Although the level of U.S. per capita output was higher than that of any other industrialized country at the end of World War II, output has increased by more than four times and per capita output has more than doubled. Empirical evidence has shifted the terms of professional debates over the importance of investment and productivity as sources of postwar growth. This volume traces this outstanding growth performance to investments in tangible assets and human capital.
The distinctive feature of investment as a source of economic growth is that returns can be internalized by the investor. The most straightforward application of this idea is to investments that create property rights. These include rights to transfer the resulting assets and benefit from the incomes that are generated. This volume broadens the meaning of capital formation to include the investments in education and training. The contributions of these investments to economic growth can be identified from their impacts on labor incomes.

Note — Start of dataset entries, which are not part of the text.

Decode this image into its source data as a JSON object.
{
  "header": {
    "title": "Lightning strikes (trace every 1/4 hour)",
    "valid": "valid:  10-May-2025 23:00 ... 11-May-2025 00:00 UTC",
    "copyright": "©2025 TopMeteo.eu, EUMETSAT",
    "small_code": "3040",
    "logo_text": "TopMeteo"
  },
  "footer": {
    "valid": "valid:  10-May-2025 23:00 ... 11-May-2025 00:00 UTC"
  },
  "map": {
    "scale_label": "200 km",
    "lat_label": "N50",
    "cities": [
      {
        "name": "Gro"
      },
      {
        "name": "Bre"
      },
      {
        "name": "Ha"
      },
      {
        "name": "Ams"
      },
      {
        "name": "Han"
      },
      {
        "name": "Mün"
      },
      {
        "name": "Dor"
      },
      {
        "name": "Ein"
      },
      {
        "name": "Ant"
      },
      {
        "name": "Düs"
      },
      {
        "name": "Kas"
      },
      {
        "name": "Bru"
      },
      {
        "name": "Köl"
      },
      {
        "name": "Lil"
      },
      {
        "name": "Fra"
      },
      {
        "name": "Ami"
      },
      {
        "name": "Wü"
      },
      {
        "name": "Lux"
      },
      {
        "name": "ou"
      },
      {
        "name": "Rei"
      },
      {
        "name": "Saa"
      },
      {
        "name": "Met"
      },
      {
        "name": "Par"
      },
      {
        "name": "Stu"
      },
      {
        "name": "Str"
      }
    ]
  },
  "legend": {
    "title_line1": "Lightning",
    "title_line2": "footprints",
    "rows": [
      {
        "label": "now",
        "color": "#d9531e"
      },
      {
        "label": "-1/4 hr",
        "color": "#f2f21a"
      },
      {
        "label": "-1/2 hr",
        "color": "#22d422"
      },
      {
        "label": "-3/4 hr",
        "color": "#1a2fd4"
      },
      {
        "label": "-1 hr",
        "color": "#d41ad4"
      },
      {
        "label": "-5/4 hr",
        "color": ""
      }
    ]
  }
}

After the slowdown in U.S. economic growth that began in 1973 it became apparent that economic research had failed to produce a satisfactory basis for policies to generate growth. This volume provides the starting point for development of a new consensus based on the policies that stimulate and reward investments in tangible assets and human capital. These policies will focus on returns that can be internalized by investors, ending the fruitless search for "spill overs" that can generate growth without providing incentives for capital formation.